> Try it
Copy every record exactly as it appears in the data below.

> Material to process
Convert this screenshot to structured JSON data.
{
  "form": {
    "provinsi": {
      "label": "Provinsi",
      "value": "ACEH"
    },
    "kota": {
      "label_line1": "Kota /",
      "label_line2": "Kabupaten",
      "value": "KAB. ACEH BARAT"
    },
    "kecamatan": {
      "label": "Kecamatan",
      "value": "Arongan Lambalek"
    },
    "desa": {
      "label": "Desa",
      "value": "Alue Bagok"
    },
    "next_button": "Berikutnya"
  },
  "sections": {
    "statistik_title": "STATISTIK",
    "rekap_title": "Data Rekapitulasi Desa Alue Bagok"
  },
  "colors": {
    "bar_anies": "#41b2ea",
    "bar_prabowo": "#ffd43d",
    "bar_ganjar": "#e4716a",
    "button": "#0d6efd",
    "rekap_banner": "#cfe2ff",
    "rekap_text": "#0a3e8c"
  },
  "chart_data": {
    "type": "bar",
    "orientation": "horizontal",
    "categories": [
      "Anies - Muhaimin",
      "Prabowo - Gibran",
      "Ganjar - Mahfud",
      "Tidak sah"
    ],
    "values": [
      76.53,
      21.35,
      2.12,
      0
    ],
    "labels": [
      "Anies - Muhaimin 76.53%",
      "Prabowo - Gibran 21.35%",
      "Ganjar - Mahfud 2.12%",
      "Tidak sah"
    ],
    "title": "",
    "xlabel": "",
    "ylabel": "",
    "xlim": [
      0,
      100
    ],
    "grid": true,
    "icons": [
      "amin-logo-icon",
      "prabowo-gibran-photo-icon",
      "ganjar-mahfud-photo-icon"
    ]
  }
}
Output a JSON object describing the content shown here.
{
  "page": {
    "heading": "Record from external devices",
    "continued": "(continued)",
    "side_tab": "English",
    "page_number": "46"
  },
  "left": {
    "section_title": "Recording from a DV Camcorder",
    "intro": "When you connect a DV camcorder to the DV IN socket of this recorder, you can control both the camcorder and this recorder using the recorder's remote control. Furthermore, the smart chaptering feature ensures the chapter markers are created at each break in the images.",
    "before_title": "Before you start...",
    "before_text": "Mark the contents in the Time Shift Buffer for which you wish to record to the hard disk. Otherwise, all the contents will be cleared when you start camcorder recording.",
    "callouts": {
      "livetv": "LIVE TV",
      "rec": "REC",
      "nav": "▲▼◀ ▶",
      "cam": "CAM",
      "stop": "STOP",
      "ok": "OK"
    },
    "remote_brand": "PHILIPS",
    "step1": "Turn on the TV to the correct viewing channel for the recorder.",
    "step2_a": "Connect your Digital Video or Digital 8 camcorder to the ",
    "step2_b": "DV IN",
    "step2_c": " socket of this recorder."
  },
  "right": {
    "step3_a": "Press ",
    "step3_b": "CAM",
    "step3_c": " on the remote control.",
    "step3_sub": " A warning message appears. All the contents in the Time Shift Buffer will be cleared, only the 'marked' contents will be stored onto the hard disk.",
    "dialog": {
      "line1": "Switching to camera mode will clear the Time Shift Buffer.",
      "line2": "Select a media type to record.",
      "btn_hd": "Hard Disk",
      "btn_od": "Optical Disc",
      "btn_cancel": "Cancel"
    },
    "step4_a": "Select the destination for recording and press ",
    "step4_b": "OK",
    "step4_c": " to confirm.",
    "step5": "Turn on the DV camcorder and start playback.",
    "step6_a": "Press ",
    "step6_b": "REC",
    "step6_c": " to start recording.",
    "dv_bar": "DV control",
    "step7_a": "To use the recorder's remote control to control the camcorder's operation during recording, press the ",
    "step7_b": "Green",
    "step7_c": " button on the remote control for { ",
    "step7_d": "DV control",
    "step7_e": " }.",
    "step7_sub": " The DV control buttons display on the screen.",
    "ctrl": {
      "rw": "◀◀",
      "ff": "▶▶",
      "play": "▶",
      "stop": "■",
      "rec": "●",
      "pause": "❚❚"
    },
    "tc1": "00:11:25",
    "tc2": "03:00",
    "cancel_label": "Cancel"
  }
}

> Completed exercise
Convert this screenshot to structured JSON data.
{
  "form": {
    "provinsi": {
      "label": "Provinsi",
      "value": "ACEH"
    },
    "kota": {
      "label_line1": "Kota /",
      "label_line2": "Kabupaten",
      "value": "KAB. ACEH BARAT"
    },
    "kecamatan": {
      "label": "Kecamatan",
      "value": "Arongan Lambalek"
    },
    "desa": {
      "label": "Desa",
      "value": "Alue Bagok"
    },
    "next_button": "Berikutnya"
  },
  "sections": {
    "statistik_title": "STATISTIK",
    "rekap_title": "Data Rekapitulasi Desa Alue Bagok"
  },
  "colors": {
    "bar_anies": "#41b2ea",
    "bar_prabowo": "#ffd43d",
    "bar_ganjar": "#e4716a",
    "button": "#0d6efd",
    "rekap_banner": "#cfe2ff",
    "rekap_text": "#0a3e8c"
  },
  "chart_data": {
    "type": "bar",
    "orientation": "horizontal",
    "categories": [
      "Anies - Muhaimin",
      "Prabowo - Gibran",
      "Ganjar - Mahfud",
      "Tidak sah"
    ],
    "values": [
      76.53,
      21.35,
      2.12,
      0
    ],
    "labels": [
      "Anies - Muhaimin 76.53%",
      "Prabowo - Gibran 21.35%",
      "Ganjar - Mahfud 2.12%",
      "Tidak sah"
    ],
    "title": "",
    "xlabel": "",
    "ylabel": "",
    "xlim": [
      0,
      100
    ],
    "grid": true,
    "icons": [
      "amin-logo-icon",
      "prabowo-gibran-photo-icon",
      "ganjar-mahfud-photo-icon"
    ]
  }
}
Output a JSON object describing the content shown here.
{
  "page": {
    "heading": "Record from external devices",
    "continued": "(continued)",
    "side_tab": "English",
    "page_number": "46"
  },
  "left": {
    "section_title": "Recording from a DV Camcorder",
    "intro": "When you connect a DV camcorder to the DV IN socket of this recorder, you can control both the camcorder and this recorder using the recorder's remote control. Furthermore, the smart chaptering feature ensures the chapter markers are created at each break in the images.",
    "before_title": "Before you start...",
    "before_text": "Mark the contents in the Time Shift Buffer for which you wish to record to the hard disk. Otherwise, all the contents will be cleared when you start camcorder recording.",
    "callouts": {
      "livetv": "LIVE TV",
      "rec": "REC",
      "nav": "▲▼◀ ▶",
      "cam": "CAM",
      "stop": "STOP",
      "ok": "OK"
    },
    "remote_brand": "PHILIPS",
    "step1": "Turn on the TV to the correct viewing channel for the recorder.",
    "step2_a": "Connect your Digital Video or Digital 8 camcorder to the ",
    "step2_b": "DV IN",
    "step2_c": " socket of this recorder."
  },
  "right": {
    "step3_a": "Press ",
    "step3_b": "CAM",
    "step3_c": " on the remote control.",
    "step3_sub": " A warning message appears. All the contents in the Time Shift Buffer will be cleared, only the 'marked' contents will be stored onto the hard disk.",
    "dialog": {
      "line1": "Switching to camera mode will clear the Time Shift Buffer.",
      "line2": "Select a media type to record.",
      "btn_hd": "Hard Disk",
      "btn_od": "Optical Disc",
      "btn_cancel": "Cancel"
    },
    "step4_a": "Select the destination for recording and press ",
    "step4_b": "OK",
    "step4_c": " to confirm.",
    "step5": "Turn on the DV camcorder and start playback.",
    "step6_a": "Press ",
    "step6_b": "REC",
    "step6_c": " to start recording.",
    "dv_bar": "DV control",
    "step7_a": "To use the recorder's remote control to control the camcorder's operation during recording, press the ",
    "step7_b": "Green",
    "step7_c": " button on the remote control for { ",
    "step7_d": "DV control",
    "step7_e": " }.",
    "step7_sub": " The DV control buttons display on the screen.",
    "ctrl": {
      "rw": "◀◀",
      "ff": "▶▶",
      "play": "▶",
      "stop": "■",
      "rec": "●",
      "pause": "❚❚"
    },
    "tc1": "00:11:25",
    "tc2": "03:00",
    "cancel_label": "Cancel"
  }
}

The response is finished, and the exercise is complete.